Task objective: Every line containing the string "this" is to be copied from the records.

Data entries
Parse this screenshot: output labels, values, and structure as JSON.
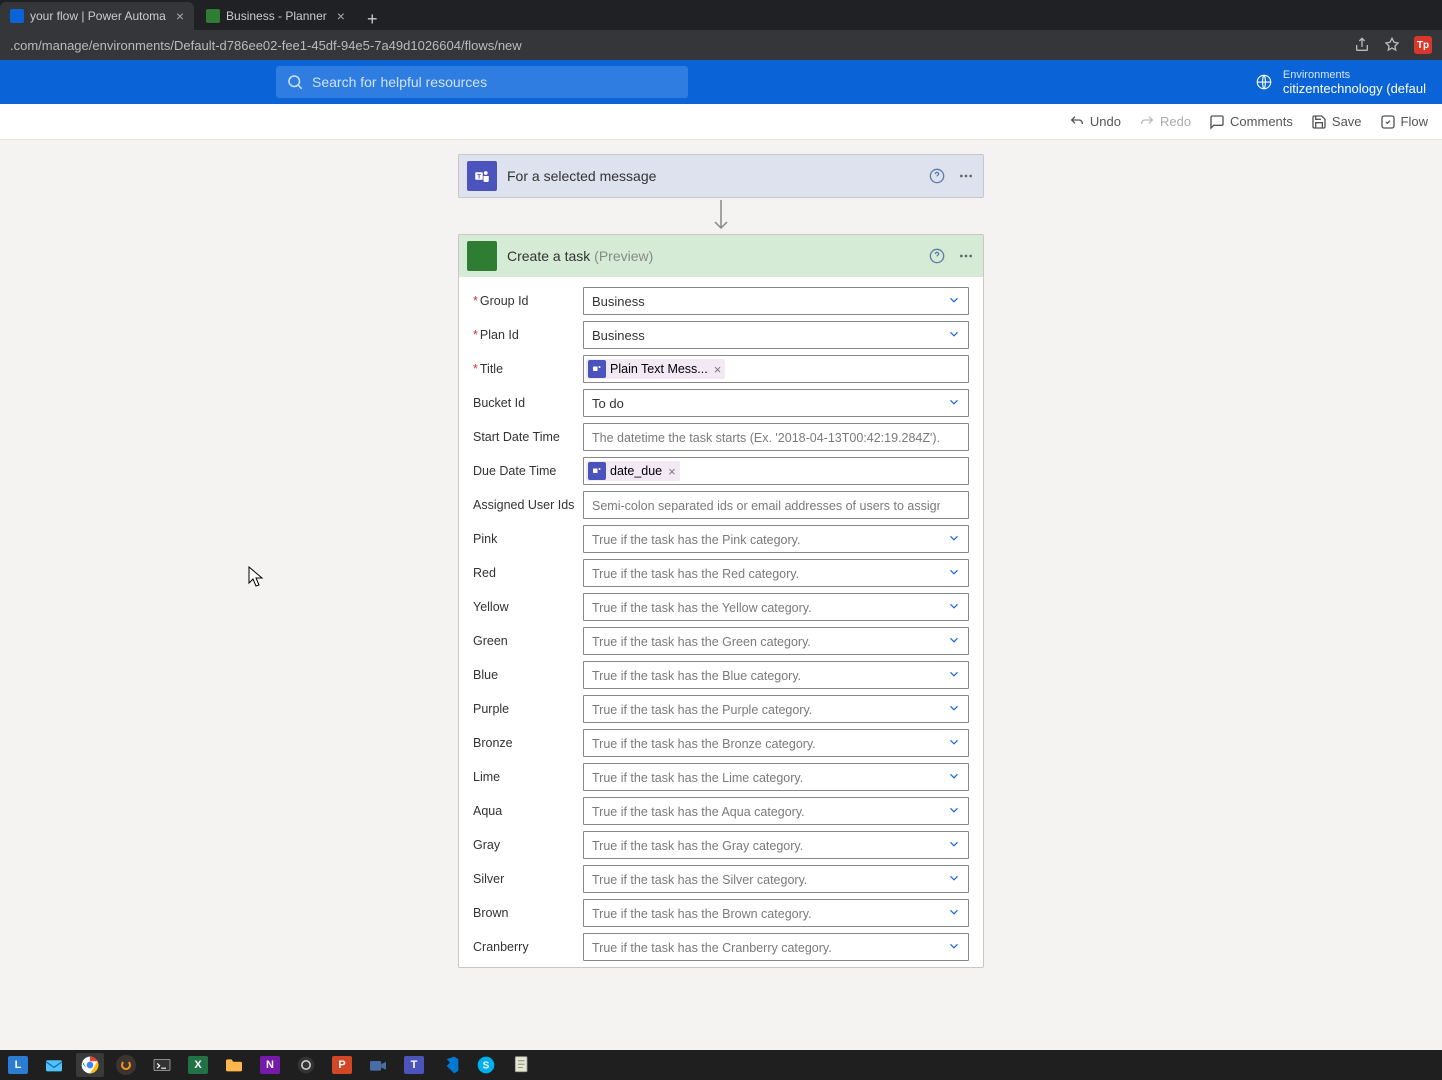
{
  "browser": {
    "tabs": [
      {
        "title": "your flow | Power Automa",
        "favicon_color": "#0a64d8"
      },
      {
        "title": "Business - Planner",
        "favicon_color": "#2e7d32"
      }
    ],
    "url": ".com/manage/environments/Default-d786ee02-fee1-45df-94e5-7a49d1026604/flows/new"
  },
  "topbar": {
    "search_placeholder": "Search for helpful resources",
    "env_label": "Environments",
    "env_name": "citizentechnology (defaul"
  },
  "toolbar": {
    "undo": "Undo",
    "redo": "Redo",
    "comments": "Comments",
    "save": "Save",
    "flow": "Flow"
  },
  "trigger": {
    "title": "For a selected message"
  },
  "action": {
    "title": "Create a task ",
    "suffix": "(Preview)",
    "fields": {
      "group_id": {
        "label": "Group Id",
        "required": true,
        "value": "Business"
      },
      "plan_id": {
        "label": "Plan Id",
        "required": true,
        "value": "Business"
      },
      "title": {
        "label": "Title",
        "required": true,
        "token": "Plain Text Mess..."
      },
      "bucket_id": {
        "label": "Bucket Id",
        "required": false,
        "value": "To do"
      },
      "start_dt": {
        "label": "Start Date Time",
        "required": false,
        "placeholder": "The datetime the task starts (Ex. '2018-04-13T00:42:19.284Z')."
      },
      "due_dt": {
        "label": "Due Date Time",
        "required": false,
        "token": "date_due"
      },
      "assigned": {
        "label": "Assigned User Ids",
        "required": false,
        "placeholder": "Semi-colon separated ids or email addresses of users to assign this task to."
      }
    },
    "categories": [
      {
        "label": "Pink",
        "placeholder": "True if the task has the Pink category."
      },
      {
        "label": "Red",
        "placeholder": "True if the task has the Red category."
      },
      {
        "label": "Yellow",
        "placeholder": "True if the task has the Yellow category."
      },
      {
        "label": "Green",
        "placeholder": "True if the task has the Green category."
      },
      {
        "label": "Blue",
        "placeholder": "True if the task has the Blue category."
      },
      {
        "label": "Purple",
        "placeholder": "True if the task has the Purple category."
      },
      {
        "label": "Bronze",
        "placeholder": "True if the task has the Bronze category."
      },
      {
        "label": "Lime",
        "placeholder": "True if the task has the Lime category."
      },
      {
        "label": "Aqua",
        "placeholder": "True if the task has the Aqua category."
      },
      {
        "label": "Gray",
        "placeholder": "True if the task has the Gray category."
      },
      {
        "label": "Silver",
        "placeholder": "True if the task has the Silver category."
      },
      {
        "label": "Brown",
        "placeholder": "True if the task has the Brown category."
      },
      {
        "label": "Cranberry",
        "placeholder": "True if the task has the Cranberry category."
      }
    ]
  }
}
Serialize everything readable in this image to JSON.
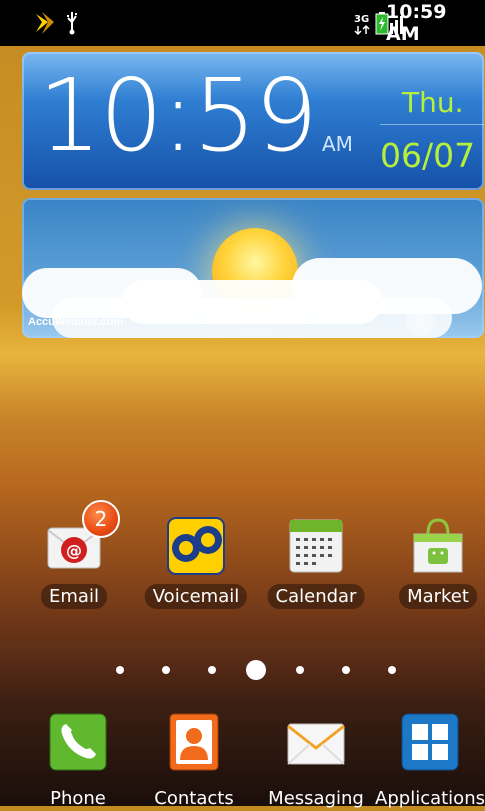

Finished task:
Parse this screenshot: output labels, values, and structure as JSON.
        "placeholder": "Semi-colon separated ids or email addresses of users to assign this task to."
Serialize everything readable in this image to JSON.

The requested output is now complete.